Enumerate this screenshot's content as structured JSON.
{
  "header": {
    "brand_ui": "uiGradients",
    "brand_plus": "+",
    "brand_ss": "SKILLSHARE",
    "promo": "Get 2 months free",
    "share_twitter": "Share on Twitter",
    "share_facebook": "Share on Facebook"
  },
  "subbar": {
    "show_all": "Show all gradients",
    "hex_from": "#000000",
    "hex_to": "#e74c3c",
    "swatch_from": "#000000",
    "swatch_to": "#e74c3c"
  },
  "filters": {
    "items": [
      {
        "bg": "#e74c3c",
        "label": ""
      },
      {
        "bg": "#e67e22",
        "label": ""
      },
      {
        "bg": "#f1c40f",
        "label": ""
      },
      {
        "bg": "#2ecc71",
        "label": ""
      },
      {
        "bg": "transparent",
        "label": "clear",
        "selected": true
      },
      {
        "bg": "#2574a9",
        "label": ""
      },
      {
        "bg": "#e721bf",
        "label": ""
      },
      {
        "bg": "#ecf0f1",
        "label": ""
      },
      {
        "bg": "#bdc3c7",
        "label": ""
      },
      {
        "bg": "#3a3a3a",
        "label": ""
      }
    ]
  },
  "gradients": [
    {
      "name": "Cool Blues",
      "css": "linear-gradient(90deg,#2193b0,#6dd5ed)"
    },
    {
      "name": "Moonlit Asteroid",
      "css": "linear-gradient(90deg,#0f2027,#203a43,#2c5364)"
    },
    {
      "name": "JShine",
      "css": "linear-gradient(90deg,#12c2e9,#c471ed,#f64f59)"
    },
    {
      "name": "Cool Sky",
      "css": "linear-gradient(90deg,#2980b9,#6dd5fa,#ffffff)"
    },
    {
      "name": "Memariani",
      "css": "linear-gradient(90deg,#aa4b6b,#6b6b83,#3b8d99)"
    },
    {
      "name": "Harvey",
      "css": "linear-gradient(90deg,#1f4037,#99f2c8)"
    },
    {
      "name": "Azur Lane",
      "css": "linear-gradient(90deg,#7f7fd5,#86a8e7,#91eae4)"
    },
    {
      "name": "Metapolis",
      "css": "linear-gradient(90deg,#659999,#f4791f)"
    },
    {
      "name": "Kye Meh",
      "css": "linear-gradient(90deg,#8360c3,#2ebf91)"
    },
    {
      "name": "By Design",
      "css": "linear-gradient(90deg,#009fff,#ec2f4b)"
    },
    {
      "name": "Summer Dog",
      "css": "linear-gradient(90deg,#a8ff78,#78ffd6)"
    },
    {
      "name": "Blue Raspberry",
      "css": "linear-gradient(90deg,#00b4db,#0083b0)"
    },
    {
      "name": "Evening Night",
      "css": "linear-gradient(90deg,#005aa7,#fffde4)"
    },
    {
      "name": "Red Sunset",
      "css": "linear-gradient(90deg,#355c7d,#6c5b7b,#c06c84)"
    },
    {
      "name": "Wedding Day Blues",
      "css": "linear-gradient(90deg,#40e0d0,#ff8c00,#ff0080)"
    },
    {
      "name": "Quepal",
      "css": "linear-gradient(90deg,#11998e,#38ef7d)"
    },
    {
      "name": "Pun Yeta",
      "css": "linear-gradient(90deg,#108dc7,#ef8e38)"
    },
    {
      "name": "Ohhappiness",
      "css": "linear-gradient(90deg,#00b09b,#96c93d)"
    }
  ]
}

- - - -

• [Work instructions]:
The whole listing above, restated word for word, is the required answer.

• [Exercise result]:
Enumerate this screenshot's content as structured JSON.
{
  "header": {
    "brand_ui": "uiGradients",
    "brand_plus": "+",
    "brand_ss": "SKILLSHARE",
    "promo": "Get 2 months free",
    "share_twitter": "Share on Twitter",
    "share_facebook": "Share on Facebook"
  },
  "subbar": {
    "show_all": "Show all gradients",
    "hex_from": "#000000",
    "hex_to": "#e74c3c",
    "swatch_from": "#000000",
    "swatch_to": "#e74c3c"
  },
  "filters": {
    "items": [
      {
        "bg": "#e74c3c",
        "label": ""
      },
      {
        "bg": "#e67e22",
        "label": ""
      },
      {
        "bg": "#f1c40f",
        "label": ""
      },
      {
        "bg": "#2ecc71",
        "label": ""
      },
      {
        "bg": "transparent",
        "label": "clear",
        "selected": true
      },
      {
        "bg": "#2574a9",
        "label": ""
      },
      {
        "bg": "#e721bf",
        "label": ""
      },
      {
        "bg": "#ecf0f1",
        "label": ""
      },
      {
        "bg": "#bdc3c7",
        "label": ""
      },
      {
        "bg": "#3a3a3a",
        "label": ""
      }
    ]
  },
  "gradients": [
    {
      "name": "Cool Blues",
      "css": "linear-gradient(90deg,#2193b0,#6dd5ed)"
    },
    {
      "name": "Moonlit Asteroid",
      "css": "linear-gradient(90deg,#0f2027,#203a43,#2c5364)"
    },
    {
      "name": "JShine",
      "css": "linear-gradient(90deg,#12c2e9,#c471ed,#f64f59)"
    },
    {
      "name": "Cool Sky",
      "css": "linear-gradient(90deg,#2980b9,#6dd5fa,#ffffff)"
    },
    {
      "name": "Memariani",
      "css": "linear-gradient(90deg,#aa4b6b,#6b6b83,#3b8d99)"
    },
    {
      "name": "Harvey",
      "css": "linear-gradient(90deg,#1f4037,#99f2c8)"
    },
    {
      "name": "Azur Lane",
      "css": "linear-gradient(90deg,#7f7fd5,#86a8e7,#91eae4)"
    },
    {
      "name": "Metapolis",
      "css": "linear-gradient(90deg,#659999,#f4791f)"
    },
    {
      "name": "Kye Meh",
      "css": "linear-gradient(90deg,#8360c3,#2ebf91)"
    },
    {
      "name": "By Design",
      "css": "linear-gradient(90deg,#009fff,#ec2f4b)"
    },
    {
      "name": "Summer Dog",
      "css": "linear-gradient(90deg,#a8ff78,#78ffd6)"
    },
    {
      "name": "Blue Raspberry",
      "css": "linear-gradient(90deg,#00b4db,#0083b0)"
    },
    {
      "name": "Evening Night",
      "css": "linear-gradient(90deg,#005aa7,#fffde4)"
    },
    {
      "name": "Red Sunset",
      "css": "linear-gradient(90deg,#355c7d,#6c5b7b,#c06c84)"
    },
    {
      "name": "Wedding Day Blues",
      "css": "linear-gradient(90deg,#40e0d0,#ff8c00,#ff0080)"
    },
    {
      "name": "Quepal",
      "css": "linear-gradient(90deg,#11998e,#38ef7d)"
    },
    {
      "name": "Pun Yeta",
      "css": "linear-gradient(90deg,#108dc7,#ef8e38)"
    },
    {
      "name": "Ohhappiness",
      "css": "linear-gradient(90deg,#00b09b,#96c93d)"
    }
  ]
}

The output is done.